Entries from a dataset of interfaces
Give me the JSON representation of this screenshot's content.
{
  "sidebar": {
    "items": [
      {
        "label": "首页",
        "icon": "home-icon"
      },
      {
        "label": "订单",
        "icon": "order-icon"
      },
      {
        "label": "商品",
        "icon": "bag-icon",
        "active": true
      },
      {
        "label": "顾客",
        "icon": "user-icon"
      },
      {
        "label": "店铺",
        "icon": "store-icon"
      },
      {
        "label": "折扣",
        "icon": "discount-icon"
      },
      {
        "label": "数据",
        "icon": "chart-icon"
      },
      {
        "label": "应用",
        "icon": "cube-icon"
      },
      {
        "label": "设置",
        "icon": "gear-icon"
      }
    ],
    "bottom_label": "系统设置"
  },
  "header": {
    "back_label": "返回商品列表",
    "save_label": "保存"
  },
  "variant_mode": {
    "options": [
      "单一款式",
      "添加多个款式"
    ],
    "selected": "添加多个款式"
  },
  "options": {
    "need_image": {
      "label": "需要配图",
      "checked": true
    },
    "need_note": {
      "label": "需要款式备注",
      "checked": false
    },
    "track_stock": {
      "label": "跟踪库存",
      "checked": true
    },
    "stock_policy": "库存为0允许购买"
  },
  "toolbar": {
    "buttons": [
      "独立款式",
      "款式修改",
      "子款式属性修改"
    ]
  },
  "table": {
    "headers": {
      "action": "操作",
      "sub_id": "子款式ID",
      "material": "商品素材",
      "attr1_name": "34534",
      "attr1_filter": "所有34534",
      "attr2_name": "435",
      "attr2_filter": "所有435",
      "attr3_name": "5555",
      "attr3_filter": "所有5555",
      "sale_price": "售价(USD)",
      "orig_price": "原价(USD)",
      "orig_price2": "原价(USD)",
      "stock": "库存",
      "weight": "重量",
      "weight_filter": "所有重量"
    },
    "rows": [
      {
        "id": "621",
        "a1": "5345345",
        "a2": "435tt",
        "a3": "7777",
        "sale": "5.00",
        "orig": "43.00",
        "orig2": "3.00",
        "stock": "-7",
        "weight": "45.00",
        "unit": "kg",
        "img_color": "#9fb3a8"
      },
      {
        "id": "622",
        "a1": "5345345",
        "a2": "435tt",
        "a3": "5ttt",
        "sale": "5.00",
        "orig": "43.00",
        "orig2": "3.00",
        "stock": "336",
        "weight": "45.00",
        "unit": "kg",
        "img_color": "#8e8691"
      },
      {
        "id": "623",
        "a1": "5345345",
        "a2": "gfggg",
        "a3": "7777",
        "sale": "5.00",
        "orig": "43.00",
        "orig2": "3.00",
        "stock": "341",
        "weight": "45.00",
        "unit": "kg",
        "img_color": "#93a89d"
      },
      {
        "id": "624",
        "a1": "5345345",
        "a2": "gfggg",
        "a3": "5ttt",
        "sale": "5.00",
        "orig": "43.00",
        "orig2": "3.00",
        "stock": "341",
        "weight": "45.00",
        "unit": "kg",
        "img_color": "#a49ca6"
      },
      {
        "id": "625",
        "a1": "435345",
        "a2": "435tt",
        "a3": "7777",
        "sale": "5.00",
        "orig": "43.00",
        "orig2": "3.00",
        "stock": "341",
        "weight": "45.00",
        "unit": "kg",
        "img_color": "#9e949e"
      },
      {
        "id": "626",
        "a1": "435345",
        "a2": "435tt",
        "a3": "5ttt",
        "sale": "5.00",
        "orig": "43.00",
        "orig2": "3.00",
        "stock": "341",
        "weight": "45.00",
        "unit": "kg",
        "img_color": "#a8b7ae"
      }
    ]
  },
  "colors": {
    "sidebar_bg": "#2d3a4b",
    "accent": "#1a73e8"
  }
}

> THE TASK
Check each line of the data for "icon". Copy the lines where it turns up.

> ANSWER FOR THE TASK
        "icon": "home-icon"
        "icon": "order-icon"
        "icon": "bag-icon",
        "icon": "user-icon"
        "icon": "store-icon"
        "icon": "discount-icon"
        "icon": "chart-icon"
        "icon": "cube-icon"
        "icon": "gear-icon"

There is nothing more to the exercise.